┌─ EXTRACTED DATA

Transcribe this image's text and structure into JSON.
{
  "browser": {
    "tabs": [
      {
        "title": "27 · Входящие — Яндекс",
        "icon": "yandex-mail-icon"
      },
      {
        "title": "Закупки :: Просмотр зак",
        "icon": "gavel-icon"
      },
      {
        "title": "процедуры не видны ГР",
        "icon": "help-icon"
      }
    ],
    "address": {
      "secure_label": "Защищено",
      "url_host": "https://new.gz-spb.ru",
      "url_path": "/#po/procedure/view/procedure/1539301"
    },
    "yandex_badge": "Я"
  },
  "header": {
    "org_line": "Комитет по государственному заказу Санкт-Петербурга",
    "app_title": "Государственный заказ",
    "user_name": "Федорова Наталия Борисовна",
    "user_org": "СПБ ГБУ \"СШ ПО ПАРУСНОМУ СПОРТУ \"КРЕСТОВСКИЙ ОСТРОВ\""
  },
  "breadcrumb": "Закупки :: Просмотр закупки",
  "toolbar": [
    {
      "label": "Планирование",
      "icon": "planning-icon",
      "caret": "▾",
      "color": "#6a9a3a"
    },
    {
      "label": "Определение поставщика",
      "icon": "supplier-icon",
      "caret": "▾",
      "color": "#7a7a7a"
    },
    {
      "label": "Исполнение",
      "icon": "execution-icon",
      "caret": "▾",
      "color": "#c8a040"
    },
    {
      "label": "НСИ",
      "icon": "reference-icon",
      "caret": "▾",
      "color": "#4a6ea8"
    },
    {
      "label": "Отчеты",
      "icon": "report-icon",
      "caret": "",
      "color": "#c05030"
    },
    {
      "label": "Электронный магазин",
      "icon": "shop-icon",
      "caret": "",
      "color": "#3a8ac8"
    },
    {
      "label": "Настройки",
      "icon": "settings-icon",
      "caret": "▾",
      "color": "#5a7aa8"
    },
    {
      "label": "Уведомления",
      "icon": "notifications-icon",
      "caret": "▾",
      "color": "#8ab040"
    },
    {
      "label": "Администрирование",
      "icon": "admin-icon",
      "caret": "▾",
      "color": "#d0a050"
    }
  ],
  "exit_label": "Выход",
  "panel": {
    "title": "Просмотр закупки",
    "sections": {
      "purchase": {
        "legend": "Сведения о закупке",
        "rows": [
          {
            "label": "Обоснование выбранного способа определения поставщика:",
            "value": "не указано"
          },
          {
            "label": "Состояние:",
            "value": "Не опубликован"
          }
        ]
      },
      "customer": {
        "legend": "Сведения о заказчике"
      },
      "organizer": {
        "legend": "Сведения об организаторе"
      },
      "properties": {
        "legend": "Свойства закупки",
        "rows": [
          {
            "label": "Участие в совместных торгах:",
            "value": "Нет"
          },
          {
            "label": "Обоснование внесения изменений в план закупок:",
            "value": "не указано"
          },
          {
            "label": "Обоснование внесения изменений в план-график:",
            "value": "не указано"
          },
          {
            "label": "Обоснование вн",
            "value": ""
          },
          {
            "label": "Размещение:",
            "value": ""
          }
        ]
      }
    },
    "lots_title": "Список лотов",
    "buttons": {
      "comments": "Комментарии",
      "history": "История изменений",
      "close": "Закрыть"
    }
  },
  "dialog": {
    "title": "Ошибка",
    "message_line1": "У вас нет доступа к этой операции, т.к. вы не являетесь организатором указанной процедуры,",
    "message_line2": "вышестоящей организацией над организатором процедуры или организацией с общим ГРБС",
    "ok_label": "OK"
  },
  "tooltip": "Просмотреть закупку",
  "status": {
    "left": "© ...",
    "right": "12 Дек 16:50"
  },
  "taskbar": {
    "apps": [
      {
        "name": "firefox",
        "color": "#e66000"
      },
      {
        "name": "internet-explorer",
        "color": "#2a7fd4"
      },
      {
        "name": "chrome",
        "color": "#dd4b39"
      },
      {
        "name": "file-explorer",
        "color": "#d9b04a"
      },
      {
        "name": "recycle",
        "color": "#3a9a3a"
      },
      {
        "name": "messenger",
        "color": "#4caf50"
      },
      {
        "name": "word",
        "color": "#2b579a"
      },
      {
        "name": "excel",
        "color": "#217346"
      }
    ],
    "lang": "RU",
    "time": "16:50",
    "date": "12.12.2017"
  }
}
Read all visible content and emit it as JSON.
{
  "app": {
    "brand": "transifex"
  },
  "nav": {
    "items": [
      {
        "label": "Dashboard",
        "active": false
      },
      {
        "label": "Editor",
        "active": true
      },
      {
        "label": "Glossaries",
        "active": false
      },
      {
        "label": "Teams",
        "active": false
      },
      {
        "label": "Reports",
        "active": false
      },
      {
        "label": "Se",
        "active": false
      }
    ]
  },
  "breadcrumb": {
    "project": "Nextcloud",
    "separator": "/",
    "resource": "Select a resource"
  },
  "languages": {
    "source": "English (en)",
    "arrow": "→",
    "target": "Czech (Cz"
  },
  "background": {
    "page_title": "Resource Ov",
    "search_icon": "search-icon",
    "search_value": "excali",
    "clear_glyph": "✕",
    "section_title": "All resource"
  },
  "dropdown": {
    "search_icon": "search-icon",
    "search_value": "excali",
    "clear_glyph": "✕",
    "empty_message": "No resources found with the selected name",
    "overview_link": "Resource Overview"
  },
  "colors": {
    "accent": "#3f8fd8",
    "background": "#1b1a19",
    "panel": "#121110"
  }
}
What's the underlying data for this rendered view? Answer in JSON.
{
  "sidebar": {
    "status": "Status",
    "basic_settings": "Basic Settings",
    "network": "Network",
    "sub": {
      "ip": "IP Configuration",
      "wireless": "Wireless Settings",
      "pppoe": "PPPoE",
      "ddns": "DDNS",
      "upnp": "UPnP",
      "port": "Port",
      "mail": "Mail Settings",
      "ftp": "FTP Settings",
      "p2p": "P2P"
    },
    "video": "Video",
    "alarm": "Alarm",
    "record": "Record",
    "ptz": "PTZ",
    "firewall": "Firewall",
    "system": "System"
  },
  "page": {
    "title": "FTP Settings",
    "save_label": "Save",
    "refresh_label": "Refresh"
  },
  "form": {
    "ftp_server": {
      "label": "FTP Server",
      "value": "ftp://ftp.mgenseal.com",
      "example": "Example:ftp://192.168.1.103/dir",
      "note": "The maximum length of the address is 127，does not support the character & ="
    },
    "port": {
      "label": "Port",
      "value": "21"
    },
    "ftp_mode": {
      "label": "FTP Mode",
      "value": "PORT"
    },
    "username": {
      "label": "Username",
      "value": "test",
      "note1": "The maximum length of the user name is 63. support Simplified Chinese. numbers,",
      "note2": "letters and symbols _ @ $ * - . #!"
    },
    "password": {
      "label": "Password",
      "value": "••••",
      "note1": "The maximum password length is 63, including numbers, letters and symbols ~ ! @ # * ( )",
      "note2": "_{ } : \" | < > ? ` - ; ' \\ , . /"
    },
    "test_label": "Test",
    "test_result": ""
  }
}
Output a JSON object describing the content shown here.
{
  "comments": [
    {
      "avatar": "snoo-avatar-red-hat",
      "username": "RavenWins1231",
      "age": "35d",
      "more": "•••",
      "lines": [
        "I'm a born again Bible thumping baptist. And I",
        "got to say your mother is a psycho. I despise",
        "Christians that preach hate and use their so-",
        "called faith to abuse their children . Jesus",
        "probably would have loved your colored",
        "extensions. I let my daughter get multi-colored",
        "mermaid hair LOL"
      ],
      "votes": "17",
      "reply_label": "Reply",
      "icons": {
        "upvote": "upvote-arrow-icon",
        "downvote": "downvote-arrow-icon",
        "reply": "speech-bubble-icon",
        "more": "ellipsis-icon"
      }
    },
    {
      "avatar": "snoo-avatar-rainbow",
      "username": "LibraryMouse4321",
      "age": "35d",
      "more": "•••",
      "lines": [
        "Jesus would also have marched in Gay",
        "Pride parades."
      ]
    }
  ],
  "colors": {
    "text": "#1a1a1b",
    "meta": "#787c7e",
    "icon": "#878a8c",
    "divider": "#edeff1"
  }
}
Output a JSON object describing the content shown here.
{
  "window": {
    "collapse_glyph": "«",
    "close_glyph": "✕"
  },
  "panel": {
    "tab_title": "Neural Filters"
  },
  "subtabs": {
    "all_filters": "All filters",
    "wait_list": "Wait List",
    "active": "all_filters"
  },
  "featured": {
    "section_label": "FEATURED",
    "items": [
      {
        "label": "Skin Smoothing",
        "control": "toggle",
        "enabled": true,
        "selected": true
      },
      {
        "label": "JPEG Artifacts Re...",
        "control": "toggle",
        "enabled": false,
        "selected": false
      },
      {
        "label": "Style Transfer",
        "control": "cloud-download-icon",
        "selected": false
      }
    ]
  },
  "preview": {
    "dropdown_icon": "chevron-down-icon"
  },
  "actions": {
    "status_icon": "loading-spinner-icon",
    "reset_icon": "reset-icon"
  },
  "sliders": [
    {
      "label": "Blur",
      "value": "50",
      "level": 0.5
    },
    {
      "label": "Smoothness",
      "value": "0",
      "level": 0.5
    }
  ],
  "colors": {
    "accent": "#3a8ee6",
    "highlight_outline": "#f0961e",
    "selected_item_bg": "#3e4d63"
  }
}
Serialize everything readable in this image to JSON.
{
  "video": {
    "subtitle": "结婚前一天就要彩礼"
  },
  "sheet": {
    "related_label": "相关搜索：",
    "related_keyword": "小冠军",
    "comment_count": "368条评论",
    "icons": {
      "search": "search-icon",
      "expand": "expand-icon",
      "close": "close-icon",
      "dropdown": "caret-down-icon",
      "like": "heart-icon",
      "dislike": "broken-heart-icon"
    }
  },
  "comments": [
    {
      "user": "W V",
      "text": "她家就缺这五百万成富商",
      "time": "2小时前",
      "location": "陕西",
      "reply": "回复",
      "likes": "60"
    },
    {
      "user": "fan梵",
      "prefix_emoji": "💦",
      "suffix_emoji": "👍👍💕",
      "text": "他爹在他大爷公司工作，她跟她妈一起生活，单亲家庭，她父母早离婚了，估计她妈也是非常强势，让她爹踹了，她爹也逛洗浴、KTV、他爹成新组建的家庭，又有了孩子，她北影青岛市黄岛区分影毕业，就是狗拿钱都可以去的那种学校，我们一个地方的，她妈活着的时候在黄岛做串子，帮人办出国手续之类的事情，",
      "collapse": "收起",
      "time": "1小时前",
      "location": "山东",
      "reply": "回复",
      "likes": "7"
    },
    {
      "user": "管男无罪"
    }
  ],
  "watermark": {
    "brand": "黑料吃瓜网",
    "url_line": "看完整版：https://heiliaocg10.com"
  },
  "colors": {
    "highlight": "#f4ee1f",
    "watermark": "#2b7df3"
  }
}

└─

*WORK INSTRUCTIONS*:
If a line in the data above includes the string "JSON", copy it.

*RESPONSE TO THIS EXERCISE*:
Transcribe this image's text and structure into JSON.
Read all visible content and emit it as JSON.
What's the underlying data for this rendered view? Answer in JSON.
Output a JSON object describing the content shown here.
Output a JSON object describing the content shown here.
Serialize everything readable in this image to JSON.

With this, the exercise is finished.